During the economic downturn of the past few years, charitable donations have decreased dramatically across the nonprofit sector, with some leaders predicting it will it take charities six years to return to where they were financially in 2007. Further reductions in these donations will reduce nonprofits’ ability to serve the individuals and families who rely on them for job training and other critical community-based services.
With one month remaining in the 2011 tax year, Goodwill® is empowering donors like you to make informed decisions about where you donate, and urging Congress to protect charitable giving incentives that ensure you continue to receive a deduction for your contributions.
Know Your Donation Bin
A proliferation of donation bins in convenient locations can make it difficult for donors like you to discern which charities are legitimate and which are actually for-profit entities or fraudulent charities trying to dupe them.
There are currently 21 states and a handful of counties and municipalities with ordinances pertaining to unattended donation bins – those drop boxes that you often see in parking lots. The most common component of those laws is a disclosure label which is required to be placed on the bin noting the mission of the organization, contact information for the organization, and whether the organization is for-profit, a nonprofit, or a for-profit company collecting donations on behalf of another agency.

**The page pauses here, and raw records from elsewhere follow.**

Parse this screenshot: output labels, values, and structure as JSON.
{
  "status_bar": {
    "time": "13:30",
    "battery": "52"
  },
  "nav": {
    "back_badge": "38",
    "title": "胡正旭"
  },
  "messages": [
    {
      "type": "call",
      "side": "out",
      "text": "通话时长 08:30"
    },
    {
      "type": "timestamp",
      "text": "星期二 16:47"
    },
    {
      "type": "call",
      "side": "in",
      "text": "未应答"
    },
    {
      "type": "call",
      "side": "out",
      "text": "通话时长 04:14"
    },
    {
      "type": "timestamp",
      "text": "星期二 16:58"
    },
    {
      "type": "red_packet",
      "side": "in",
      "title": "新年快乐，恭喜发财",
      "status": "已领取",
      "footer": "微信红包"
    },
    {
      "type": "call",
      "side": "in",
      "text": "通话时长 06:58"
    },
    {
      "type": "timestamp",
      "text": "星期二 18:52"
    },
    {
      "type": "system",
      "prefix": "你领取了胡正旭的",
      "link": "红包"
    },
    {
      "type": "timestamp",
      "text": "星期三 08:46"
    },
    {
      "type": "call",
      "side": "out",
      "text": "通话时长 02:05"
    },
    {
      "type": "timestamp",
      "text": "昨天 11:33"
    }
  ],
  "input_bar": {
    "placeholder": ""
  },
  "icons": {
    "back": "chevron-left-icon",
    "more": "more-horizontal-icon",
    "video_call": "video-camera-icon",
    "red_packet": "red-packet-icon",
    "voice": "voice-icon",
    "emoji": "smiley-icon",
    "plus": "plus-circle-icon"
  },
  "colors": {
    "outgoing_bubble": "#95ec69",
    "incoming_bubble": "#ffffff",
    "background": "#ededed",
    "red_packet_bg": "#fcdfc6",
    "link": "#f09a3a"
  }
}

It is up to you the donor to be educated about the organizations to which you give. You can check to see if the organization is a registered charity in the state by confirming with the state attorney general or secretary of state’s office. Additional information such as how much of their revenue goes to overhead and administrative costs can be found with a charity-rating agency such as Charity Navigator or GuideStar, or online resources such as GreatNonprofits or Philanthropedia.
Charitable Deductions Drive Mission Services at Goodwill
Receiving a tax deduction in return for donating is a powerful incentive for Goodwill’s 74 million donors. The majority of Goodwill’s revenue is generated by selling these donors’ contributions of clothes and household items at Goodwill retail stores and online. Eighty-four percent of collective revenues raised go directly toward supporting and growing critical community-based job-training programs and services.
Ensuring donors continue to receive deductions for their charitable contributions of clothing and other goods is vital to the work of Goodwill, as the ability to create jobs and provide services depends on those contributions. Congress and the Obama administration are considering making changes to the tax code which could affect charitable giving to the detriment of our nation’s nonprofits. Goodwill has urged Congress to support the charitable deduction and federal supports in order to strengthen the lives of people we serve.